*DATA RECORDS:*
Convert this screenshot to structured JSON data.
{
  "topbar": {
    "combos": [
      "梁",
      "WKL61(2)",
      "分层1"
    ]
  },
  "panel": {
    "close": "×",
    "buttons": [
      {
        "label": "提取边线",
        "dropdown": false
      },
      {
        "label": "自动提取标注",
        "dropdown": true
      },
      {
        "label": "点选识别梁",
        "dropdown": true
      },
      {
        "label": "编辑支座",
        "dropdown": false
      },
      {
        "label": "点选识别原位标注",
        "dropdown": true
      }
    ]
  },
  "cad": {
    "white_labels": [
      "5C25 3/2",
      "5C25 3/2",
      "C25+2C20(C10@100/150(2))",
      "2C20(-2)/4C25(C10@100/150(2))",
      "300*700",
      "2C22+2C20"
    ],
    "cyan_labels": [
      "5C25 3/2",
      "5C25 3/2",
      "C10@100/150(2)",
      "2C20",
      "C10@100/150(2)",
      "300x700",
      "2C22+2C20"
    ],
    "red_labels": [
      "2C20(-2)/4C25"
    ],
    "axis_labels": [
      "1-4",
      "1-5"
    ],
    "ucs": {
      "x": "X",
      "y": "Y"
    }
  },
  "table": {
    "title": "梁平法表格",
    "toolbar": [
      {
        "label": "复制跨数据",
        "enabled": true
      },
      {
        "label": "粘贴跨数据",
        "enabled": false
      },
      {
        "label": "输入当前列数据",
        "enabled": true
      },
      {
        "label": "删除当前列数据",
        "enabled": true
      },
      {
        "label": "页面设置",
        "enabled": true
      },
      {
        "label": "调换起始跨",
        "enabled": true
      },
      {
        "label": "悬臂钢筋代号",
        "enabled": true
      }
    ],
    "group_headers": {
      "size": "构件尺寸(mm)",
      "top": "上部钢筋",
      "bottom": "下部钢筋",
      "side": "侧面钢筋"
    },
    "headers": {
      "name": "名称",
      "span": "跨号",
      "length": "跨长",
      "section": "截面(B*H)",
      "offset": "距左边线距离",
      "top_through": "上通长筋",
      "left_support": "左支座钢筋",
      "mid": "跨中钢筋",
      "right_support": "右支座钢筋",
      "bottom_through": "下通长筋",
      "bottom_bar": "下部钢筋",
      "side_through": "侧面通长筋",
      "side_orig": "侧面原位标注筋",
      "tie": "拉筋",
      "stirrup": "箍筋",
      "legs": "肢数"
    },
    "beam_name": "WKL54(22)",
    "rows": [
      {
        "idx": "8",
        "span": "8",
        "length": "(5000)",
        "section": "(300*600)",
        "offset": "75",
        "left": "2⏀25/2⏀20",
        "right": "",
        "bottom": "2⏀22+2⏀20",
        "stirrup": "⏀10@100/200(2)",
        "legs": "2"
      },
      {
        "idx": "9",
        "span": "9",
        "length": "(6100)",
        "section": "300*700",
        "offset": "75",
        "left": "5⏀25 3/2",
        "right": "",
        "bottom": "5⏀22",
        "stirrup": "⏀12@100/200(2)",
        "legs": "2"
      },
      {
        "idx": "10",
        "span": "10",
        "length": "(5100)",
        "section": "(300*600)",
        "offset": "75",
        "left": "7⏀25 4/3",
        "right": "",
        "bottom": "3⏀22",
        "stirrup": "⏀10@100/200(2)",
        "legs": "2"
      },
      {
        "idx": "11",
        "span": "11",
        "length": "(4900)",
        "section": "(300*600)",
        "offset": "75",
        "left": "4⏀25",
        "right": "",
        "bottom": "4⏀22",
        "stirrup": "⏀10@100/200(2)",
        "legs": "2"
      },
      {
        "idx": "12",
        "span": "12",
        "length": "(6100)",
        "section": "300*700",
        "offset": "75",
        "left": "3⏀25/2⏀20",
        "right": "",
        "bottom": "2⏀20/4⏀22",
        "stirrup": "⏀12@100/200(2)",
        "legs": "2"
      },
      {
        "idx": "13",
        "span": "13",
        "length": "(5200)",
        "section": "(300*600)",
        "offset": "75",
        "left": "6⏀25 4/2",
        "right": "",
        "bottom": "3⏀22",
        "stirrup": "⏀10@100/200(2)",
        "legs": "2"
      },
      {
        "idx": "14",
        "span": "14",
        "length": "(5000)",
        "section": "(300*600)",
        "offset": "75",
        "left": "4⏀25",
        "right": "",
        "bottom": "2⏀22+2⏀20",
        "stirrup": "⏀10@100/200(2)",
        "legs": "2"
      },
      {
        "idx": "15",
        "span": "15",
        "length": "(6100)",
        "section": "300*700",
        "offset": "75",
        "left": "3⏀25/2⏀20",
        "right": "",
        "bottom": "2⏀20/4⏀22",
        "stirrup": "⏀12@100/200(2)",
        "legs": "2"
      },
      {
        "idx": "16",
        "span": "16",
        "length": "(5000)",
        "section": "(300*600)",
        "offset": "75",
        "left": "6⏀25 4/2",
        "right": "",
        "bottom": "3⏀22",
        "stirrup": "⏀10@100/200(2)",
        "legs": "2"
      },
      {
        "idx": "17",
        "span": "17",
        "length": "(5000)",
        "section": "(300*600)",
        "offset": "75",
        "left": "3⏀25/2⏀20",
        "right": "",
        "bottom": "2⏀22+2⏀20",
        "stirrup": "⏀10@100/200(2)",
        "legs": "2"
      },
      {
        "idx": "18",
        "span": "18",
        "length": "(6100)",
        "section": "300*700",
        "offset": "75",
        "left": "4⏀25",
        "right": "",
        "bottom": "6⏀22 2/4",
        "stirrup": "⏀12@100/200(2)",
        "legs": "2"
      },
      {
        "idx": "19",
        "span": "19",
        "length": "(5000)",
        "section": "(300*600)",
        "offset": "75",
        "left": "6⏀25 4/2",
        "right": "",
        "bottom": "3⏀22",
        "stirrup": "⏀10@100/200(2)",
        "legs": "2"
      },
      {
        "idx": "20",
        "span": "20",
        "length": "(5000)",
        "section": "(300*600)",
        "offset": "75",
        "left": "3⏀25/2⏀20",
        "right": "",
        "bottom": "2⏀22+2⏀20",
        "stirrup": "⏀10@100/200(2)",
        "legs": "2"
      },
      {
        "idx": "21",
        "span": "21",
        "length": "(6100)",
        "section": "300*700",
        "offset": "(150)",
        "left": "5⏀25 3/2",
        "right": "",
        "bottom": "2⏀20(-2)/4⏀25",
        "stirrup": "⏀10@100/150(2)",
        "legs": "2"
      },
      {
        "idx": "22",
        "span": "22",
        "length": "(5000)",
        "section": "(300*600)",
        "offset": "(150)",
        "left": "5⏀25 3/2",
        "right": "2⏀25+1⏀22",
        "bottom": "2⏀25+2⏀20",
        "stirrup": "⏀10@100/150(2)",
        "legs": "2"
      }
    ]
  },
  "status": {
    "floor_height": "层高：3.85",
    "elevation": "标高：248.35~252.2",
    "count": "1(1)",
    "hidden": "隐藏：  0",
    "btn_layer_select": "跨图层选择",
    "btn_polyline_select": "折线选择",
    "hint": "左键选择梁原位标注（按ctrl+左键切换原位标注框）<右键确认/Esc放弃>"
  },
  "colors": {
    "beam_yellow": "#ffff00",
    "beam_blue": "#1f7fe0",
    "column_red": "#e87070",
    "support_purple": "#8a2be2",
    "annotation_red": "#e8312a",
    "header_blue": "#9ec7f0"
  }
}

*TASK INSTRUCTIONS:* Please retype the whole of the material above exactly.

*RESPONSE:*
Convert this screenshot to structured JSON data.
{
  "topbar": {
    "combos": [
      "梁",
      "WKL61(2)",
      "分层1"
    ]
  },
  "panel": {
    "close": "×",
    "buttons": [
      {
        "label": "提取边线",
        "dropdown": false
      },
      {
        "label": "自动提取标注",
        "dropdown": true
      },
      {
        "label": "点选识别梁",
        "dropdown": true
      },
      {
        "label": "编辑支座",
        "dropdown": false
      },
      {
        "label": "点选识别原位标注",
        "dropdown": true
      }
    ]
  },
  "cad": {
    "white_labels": [
      "5C25 3/2",
      "5C25 3/2",
      "C25+2C20(C10@100/150(2))",
      "2C20(-2)/4C25(C10@100/150(2))",
      "300*700",
      "2C22+2C20"
    ],
    "cyan_labels": [
      "5C25 3/2",
      "5C25 3/2",
      "C10@100/150(2)",
      "2C20",
      "C10@100/150(2)",
      "300x700",
      "2C22+2C20"
    ],
    "red_labels": [
      "2C20(-2)/4C25"
    ],
    "axis_labels": [
      "1-4",
      "1-5"
    ],
    "ucs": {
      "x": "X",
      "y": "Y"
    }
  },
  "table": {
    "title": "梁平法表格",
    "toolbar": [
      {
        "label": "复制跨数据",
        "enabled": true
      },
      {
        "label": "粘贴跨数据",
        "enabled": false
      },
      {
        "label": "输入当前列数据",
        "enabled": true
      },
      {
        "label": "删除当前列数据",
        "enabled": true
      },
      {
        "label": "页面设置",
        "enabled": true
      },
      {
        "label": "调换起始跨",
        "enabled": true
      },
      {
        "label": "悬臂钢筋代号",
        "enabled": true
      }
    ],
    "group_headers": {
      "size": "构件尺寸(mm)",
      "top": "上部钢筋",
      "bottom": "下部钢筋",
      "side": "侧面钢筋"
    },
    "headers": {
      "name": "名称",
      "span": "跨号",
      "length": "跨长",
      "section": "截面(B*H)",
      "offset": "距左边线距离",
      "top_through": "上通长筋",
      "left_support": "左支座钢筋",
      "mid": "跨中钢筋",
      "right_support": "右支座钢筋",
      "bottom_through": "下通长筋",
      "bottom_bar": "下部钢筋",
      "side_through": "侧面通长筋",
      "side_orig": "侧面原位标注筋",
      "tie": "拉筋",
      "stirrup": "箍筋",
      "legs": "肢数"
    },
    "beam_name": "WKL54(22)",
    "rows": [
      {
        "idx": "8",
        "span": "8",
        "length": "(5000)",
        "section": "(300*600)",
        "offset": "75",
        "left": "2⏀25/2⏀20",
        "right": "",
        "bottom": "2⏀22+2⏀20",
        "stirrup": "⏀10@100/200(2)",
        "legs": "2"
      },
      {
        "idx": "9",
        "span": "9",
        "length": "(6100)",
        "section": "300*700",
        "offset": "75",
        "left": "5⏀25 3/2",
        "right": "",
        "bottom": "5⏀22",
        "stirrup": "⏀12@100/200(2)",
        "legs": "2"
      },
      {
        "idx": "10",
        "span": "10",
        "length": "(5100)",
        "section": "(300*600)",
        "offset": "75",
        "left": "7⏀25 4/3",
        "right": "",
        "bottom": "3⏀22",
        "stirrup": "⏀10@100/200(2)",
        "legs": "2"
      },
      {
        "idx": "11",
        "span": "11",
        "length": "(4900)",
        "section": "(300*600)",
        "offset": "75",
        "left": "4⏀25",
        "right": "",
        "bottom": "4⏀22",
        "stirrup": "⏀10@100/200(2)",
        "legs": "2"
      },
      {
        "idx": "12",
        "span": "12",
        "length": "(6100)",
        "section": "300*700",
        "offset": "75",
        "left": "3⏀25/2⏀20",
        "right": "",
        "bottom": "2⏀20/4⏀22",
        "stirrup": "⏀12@100/200(2)",
        "legs": "2"
      },
      {
        "idx": "13",
        "span": "13",
        "length": "(5200)",
        "section": "(300*600)",
        "offset": "75",
        "left": "6⏀25 4/2",
        "right": "",
        "bottom": "3⏀22",
        "stirrup": "⏀10@100/200(2)",
        "legs": "2"
      },
      {
        "idx": "14",
        "span": "14",
        "length": "(5000)",
        "section": "(300*600)",
        "offset": "75",
        "left": "4⏀25",
        "right": "",
        "bottom": "2⏀22+2⏀20",
        "stirrup": "⏀10@100/200(2)",
        "legs": "2"
      },
      {
        "idx": "15",
        "span": "15",
        "length": "(6100)",
        "section": "300*700",
        "offset": "75",
        "left": "3⏀25/2⏀20",
        "right": "",
        "bottom": "2⏀20/4⏀22",
        "stirrup": "⏀12@100/200(2)",
        "legs": "2"
      },
      {
        "idx": "16",
        "span": "16",
        "length": "(5000)",
        "section": "(300*600)",
        "offset": "75",
        "left": "6⏀25 4/2",
        "right": "",
        "bottom": "3⏀22",
        "stirrup": "⏀10@100/200(2)",
        "legs": "2"
      },
      {
        "idx": "17",
        "span": "17",
        "length": "(5000)",
        "section": "(300*600)",
        "offset": "75",
        "left": "3⏀25/2⏀20",
        "right": "",
        "bottom": "2⏀22+2⏀20",
        "stirrup": "⏀10@100/200(2)",
        "legs": "2"
      },
      {
        "idx": "18",
        "span": "18",
        "length": "(6100)",
        "section": "300*700",
        "offset": "75",
        "left": "4⏀25",
        "right": "",
        "bottom": "6⏀22 2/4",
        "stirrup": "⏀12@100/200(2)",
        "legs": "2"
      },
      {
        "idx": "19",
        "span": "19",
        "length": "(5000)",
        "section": "(300*600)",
        "offset": "75",
        "left": "6⏀25 4/2",
        "right": "",
        "bottom": "3⏀22",
        "stirrup": "⏀10@100/200(2)",
        "legs": "2"
      },
      {
        "idx": "20",
        "span": "20",
        "length": "(5000)",
        "section": "(300*600)",
        "offset": "75",
        "left": "3⏀25/2⏀20",
        "right": "",
        "bottom": "2⏀22+2⏀20",
        "stirrup": "⏀10@100/200(2)",
        "legs": "2"
      },
      {
        "idx": "21",
        "span": "21",
        "length": "(6100)",
        "section": "300*700",
        "offset": "(150)",
        "left": "5⏀25 3/2",
        "right": "",
        "bottom": "2⏀20(-2)/4⏀25",
        "stirrup": "⏀10@100/150(2)",
        "legs": "2"
      },
      {
        "idx": "22",
        "span": "22",
        "length": "(5000)",
        "section": "(300*600)",
        "offset": "(150)",
        "left": "5⏀25 3/2",
        "right": "2⏀25+1⏀22",
        "bottom": "2⏀25+2⏀20",
        "stirrup": "⏀10@100/150(2)",
        "legs": "2"
      }
    ]
  },
  "status": {
    "floor_height": "层高：3.85",
    "elevation": "标高：248.35~252.2",
    "count": "1(1)",
    "hidden": "隐藏：  0",
    "btn_layer_select": "跨图层选择",
    "btn_polyline_select": "折线选择",
    "hint": "左键选择梁原位标注（按ctrl+左键切换原位标注框）<右键确认/Esc放弃>"
  },
  "colors": {
    "beam_yellow": "#ffff00",
    "beam_blue": "#1f7fe0",
    "column_red": "#e87070",
    "support_purple": "#8a2be2",
    "annotation_red": "#e8312a",
    "header_blue": "#9ec7f0"
  }
}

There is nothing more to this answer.